That includes being just an hour from Mount Vernon, Indiana. The town on the Ohio River is the home of an ADM Milling terminal, an ADM Grain terminal, a Consolidated Grain and Barge soybean processing facility and two ethanol plants.

“We’re in Mount Vernon, Indiana, a lot,” Rush said.

Trade and building and adding export markets is one area that Rush said he would like to see action on from the Biden administration.

“I have been a little discouraged by the current administration’s lack of new trade efforts and trying to go out and find new trade deals and opportunities. The Market Access Program and the Foreign Market Development Program, which are farm bill programs, might be a good place to add some funding so we can try to get some more trade happening,” he said.

“Here in the U.S. we continue to grow large crops and we are blessed with that and we have to have a place to go with them, so trade is pretty important to us.”

Rush quit planting wheat because of the market not being there, but started back up in 2019.

“We plant a little bit of wheat every year and we are far enough south that we are able to double crop it. It looks really good,” he said.

“Besides the cold spell right before Christmas, with the blistery wind chills, we’ve had a really mild winter, so the wheat is really green and looks really good.

“We manage the wheat crop a lot differently than we did 15 to 20 years ago. It’s a high intensity crop now and we are able to push those yields a little bit.”

Rush is a graduate of Southern Illinois University in Carbondale, with a degree in agriculture education and a minor in agricultural economics.

He worked as a 4-H youth development and Extension program educator for eight years, returning home in 2014 to farm. He served as chairman of the Illinois Farm Bureau Young Leader Committee in 2015.

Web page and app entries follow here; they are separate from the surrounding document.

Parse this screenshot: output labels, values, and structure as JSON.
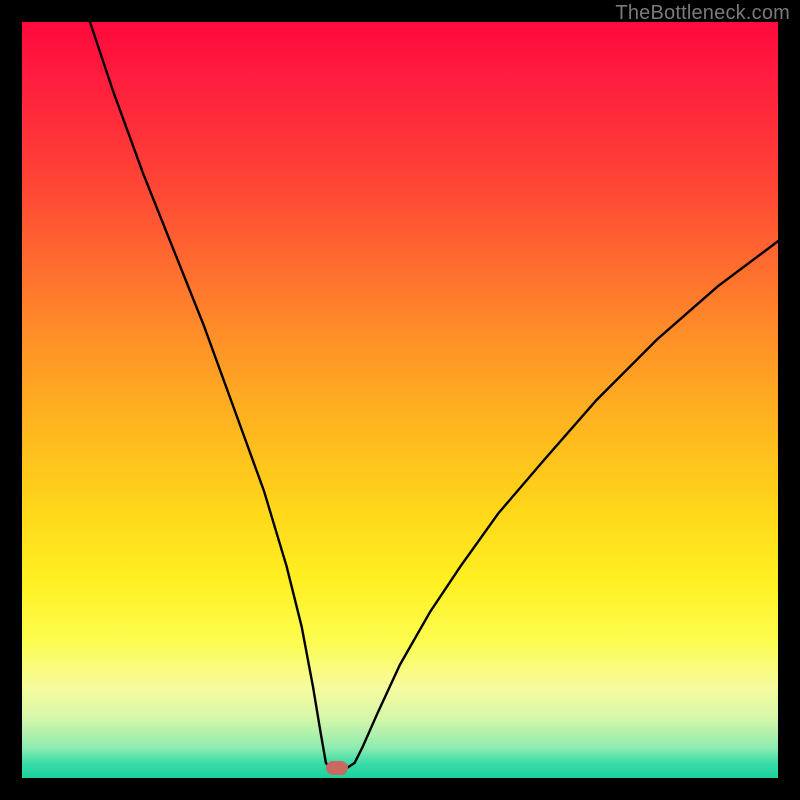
{
  "watermark": "TheBottleneck.com",
  "chart_data": {
    "type": "line",
    "title": "",
    "xlabel": "",
    "ylabel": "",
    "xlim": [
      0,
      100
    ],
    "ylim": [
      0,
      100
    ],
    "grid": false,
    "legend": false,
    "series": [
      {
        "name": "curve",
        "x": [
          9,
          12,
          16,
          20,
          24,
          28,
          32,
          35,
          37,
          38.5,
          39.5,
          40.2,
          41.0,
          42.5,
          44.0,
          45.0,
          47.0,
          50,
          54,
          58,
          63,
          69,
          76,
          84,
          92,
          100
        ],
        "values": [
          100,
          91,
          80,
          70,
          60,
          49,
          38,
          28,
          20,
          12,
          6,
          2.0,
          1.0,
          1.0,
          2.0,
          4.0,
          8.5,
          15,
          22,
          28,
          35,
          42,
          50,
          58,
          65,
          71
        ]
      }
    ],
    "marker": {
      "x": 41.7,
      "y": 1.3
    },
    "colors": {
      "curve_stroke": "#000000",
      "marker_fill": "#c96a62",
      "gradient_top": "#ff0a3c",
      "gradient_bottom": "#18d39e"
    }
  }
}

Rush and his wife, Sara, have two children. Jacob is a junior at the University of Southern Indiana in Evansville, and Lucy is a senior in high school and is enlisted in the Illinois National Guard.

Jeannine Otto

Jeannine Otto

Field Editor